## ABOUT THIS TASK
The word to find is "sertifikate". State how many lines below contain it, giving only the number.

━━ RECORDS SHOWN ━━

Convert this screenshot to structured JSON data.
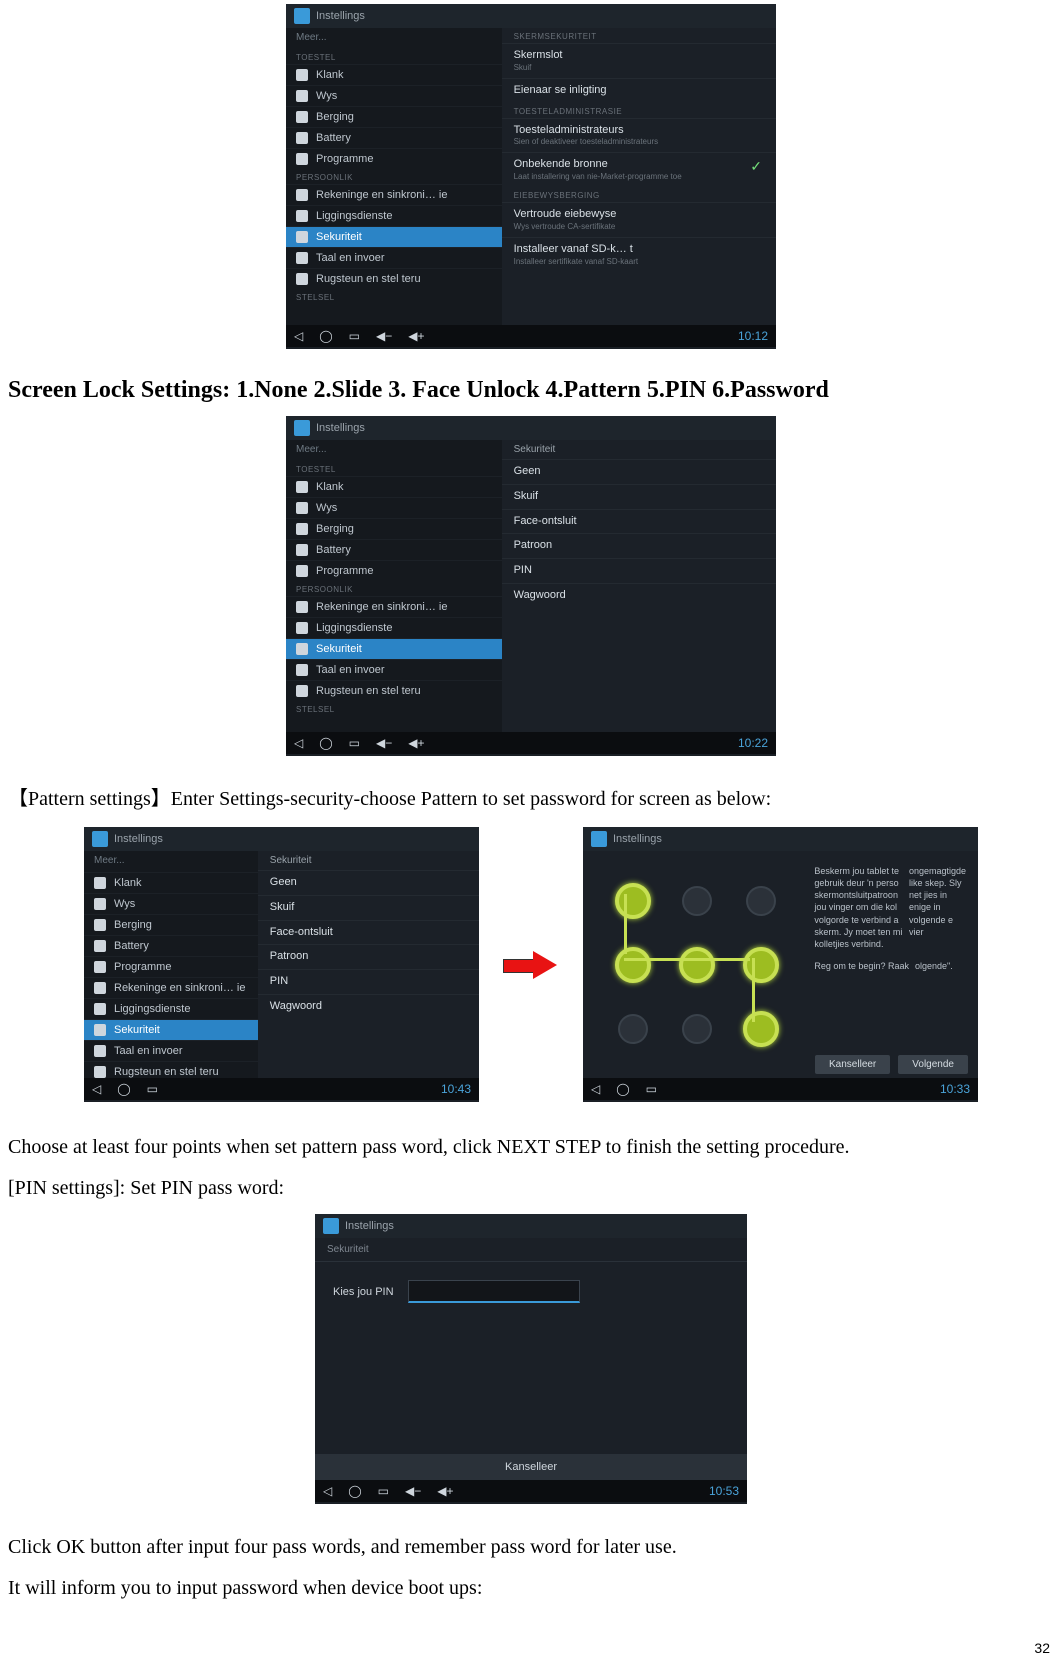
{
  "page_number": "32",
  "heading1": "Screen Lock Settings: 1.None 2.Slide 3. Face Unlock 4.Pattern 5.PIN 6.Password",
  "para_pattern_intro": "【Pattern settings】Enter Settings-security-choose Pattern to set password for screen as below:",
  "para_choose": "Choose at least four points when set pattern pass word, click NEXT STEP to finish the setting procedure.",
  "para_pin_heading": "[PIN settings]: Set PIN pass word:",
  "para_click_ok": "Click OK button after input four pass words, and remember pass word for later use.",
  "para_inform": "It will inform you to input password when device boot ups:",
  "app_title": "Instellings",
  "shot1": {
    "left_more": "Meer...",
    "left_cat1": "TOESTEL",
    "left_items": [
      "Klank",
      "Wys",
      "Berging",
      "Battery",
      "Programme"
    ],
    "left_cat2": "PERSOONLIK",
    "left_items2": [
      "Rekeninge en sinkroni…  ie",
      "Liggingsdienste",
      "Sekuriteit",
      "Taal en invoer",
      "Rugsteun en stel teru"
    ],
    "left_cat3": "STELSEL",
    "right_hdr": "SKERMSEKURITEIT",
    "right_items": [
      {
        "t": "Skermslot",
        "s": "Skuif"
      },
      {
        "t": "Eienaar se inligting",
        "s": ""
      }
    ],
    "right_cat2": "TOESTELADMINISTRASIE",
    "right_items2": [
      {
        "t": "Toesteladministrateurs",
        "s": "Sien of deaktiveer toesteladministrateurs"
      },
      {
        "t": "Onbekende bronne",
        "s": "Laat installering van nie-Market-programme toe"
      }
    ],
    "right_cat3": "EIEBEWYSBERGING",
    "right_items3": [
      {
        "t": "Vertroude eiebewyse",
        "s": "Wys vertroude CA-sertifikate"
      },
      {
        "t": "Installeer vanaf SD-k…  t",
        "s": "Installeer sertifikate vanaf SD-kaart"
      }
    ],
    "clock": "10:12"
  },
  "shot2": {
    "right_hdr": "Sekuriteit",
    "right_items": [
      "Geen",
      "Skuif",
      "Face-ontsluit",
      "Patroon",
      "PIN",
      "Wagwoord"
    ],
    "clock": "10:22"
  },
  "shot3": {
    "clock": "10:43"
  },
  "shot4": {
    "ptext1": "Beskerm jou tablet te gebruik deur 'n perso skermontsluitpatroon jou vinger om die kol volgorde te verbind a skerm. Jy moet ten mi kolletjies verbind.",
    "ptext2": "Reg om te begin? Raak",
    "ptext_right": "ongemagtigde like skep. Sly net jies in enige in volgende e vier",
    "ptext_right2": "olgende\".",
    "btn_cancel": "Kanselleer",
    "btn_next": "Volgende",
    "clock": "10:33"
  },
  "shot5": {
    "crumb": "Sekuriteit",
    "label": "Kies jou PIN",
    "okbtn": "Kanselleer",
    "clock": "10:53"
  }
}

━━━

## REPLY TO THE TASK
2